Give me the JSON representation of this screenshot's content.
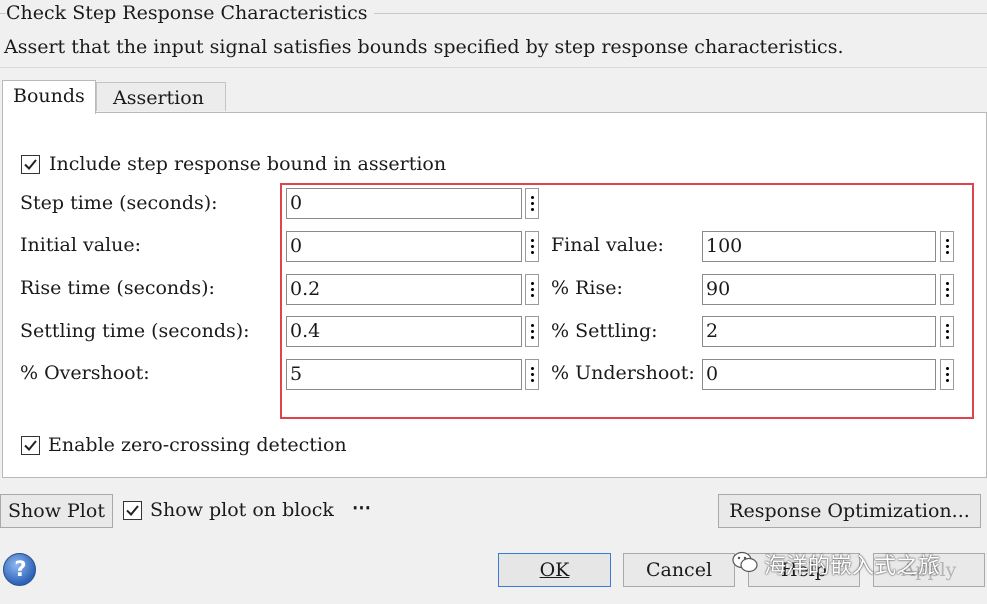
{
  "dialog": {
    "group_title": "Check Step Response Characteristics",
    "description": "Assert that the input signal satisfies bounds specified by step response characteristics."
  },
  "tabs": [
    {
      "label": "Bounds",
      "active": true
    },
    {
      "label": "Assertion",
      "active": false
    }
  ],
  "bounds": {
    "include_checkbox": {
      "label": "Include step response bound in assertion",
      "checked": true
    },
    "step_time": {
      "label": "Step time (seconds):",
      "value": "0"
    },
    "initial_value": {
      "label": "Initial value:",
      "value": "0"
    },
    "final_value": {
      "label": "Final value:",
      "value": "100"
    },
    "rise_time": {
      "label": "Rise time (seconds):",
      "value": "0.2"
    },
    "percent_rise": {
      "label": "% Rise:",
      "value": "90"
    },
    "settling_time": {
      "label": "Settling time (seconds):",
      "value": "0.4"
    },
    "percent_settling": {
      "label": "% Settling:",
      "value": "2"
    },
    "percent_overshoot": {
      "label": "% Overshoot:",
      "value": "5"
    },
    "percent_undershoot": {
      "label": "% Undershoot:",
      "value": "0"
    },
    "zero_crossing_checkbox": {
      "label": "Enable zero-crossing detection",
      "checked": true
    }
  },
  "plot_row": {
    "show_plot_button": "Show Plot",
    "show_plot_on_block": {
      "label": "Show plot on block",
      "checked": true
    },
    "more_glyph": "⋯",
    "response_optimization_button": "Response Optimization..."
  },
  "footer": {
    "help_glyph": "?",
    "ok_button": "OK",
    "cancel_button": "Cancel",
    "help_button": "Help",
    "apply_button": "Apply"
  },
  "watermark": {
    "text": "海洋的嵌入式之旅",
    "icon": "wechat-icon"
  },
  "colors": {
    "highlight_box": "#e0434a",
    "ok_focus": "#3b7bd8",
    "panel_bg": "#ffffff",
    "window_bg": "#f0f0f0"
  }
}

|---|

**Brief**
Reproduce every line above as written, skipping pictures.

**Task output**
Give me the JSON representation of this screenshot's content.
{
  "dialog": {
    "group_title": "Check Step Response Characteristics",
    "description": "Assert that the input signal satisfies bounds specified by step response characteristics."
  },
  "tabs": [
    {
      "label": "Bounds",
      "active": true
    },
    {
      "label": "Assertion",
      "active": false
    }
  ],
  "bounds": {
    "include_checkbox": {
      "label": "Include step response bound in assertion",
      "checked": true
    },
    "step_time": {
      "label": "Step time (seconds):",
      "value": "0"
    },
    "initial_value": {
      "label": "Initial value:",
      "value": "0"
    },
    "final_value": {
      "label": "Final value:",
      "value": "100"
    },
    "rise_time": {
      "label": "Rise time (seconds):",
      "value": "0.2"
    },
    "percent_rise": {
      "label": "% Rise:",
      "value": "90"
    },
    "settling_time": {
      "label": "Settling time (seconds):",
      "value": "0.4"
    },
    "percent_settling": {
      "label": "% Settling:",
      "value": "2"
    },
    "percent_overshoot": {
      "label": "% Overshoot:",
      "value": "5"
    },
    "percent_undershoot": {
      "label": "% Undershoot:",
      "value": "0"
    },
    "zero_crossing_checkbox": {
      "label": "Enable zero-crossing detection",
      "checked": true
    }
  },
  "plot_row": {
    "show_plot_button": "Show Plot",
    "show_plot_on_block": {
      "label": "Show plot on block",
      "checked": true
    },
    "more_glyph": "⋯",
    "response_optimization_button": "Response Optimization..."
  },
  "footer": {
    "help_glyph": "?",
    "ok_button": "OK",
    "cancel_button": "Cancel",
    "help_button": "Help",
    "apply_button": "Apply"
  },
  "watermark": {
    "text": "海洋的嵌入式之旅",
    "icon": "wechat-icon"
  },
  "colors": {
    "highlight_box": "#e0434a",
    "ok_focus": "#3b7bd8",
    "panel_bg": "#ffffff",
    "window_bg": "#f0f0f0"
  }
}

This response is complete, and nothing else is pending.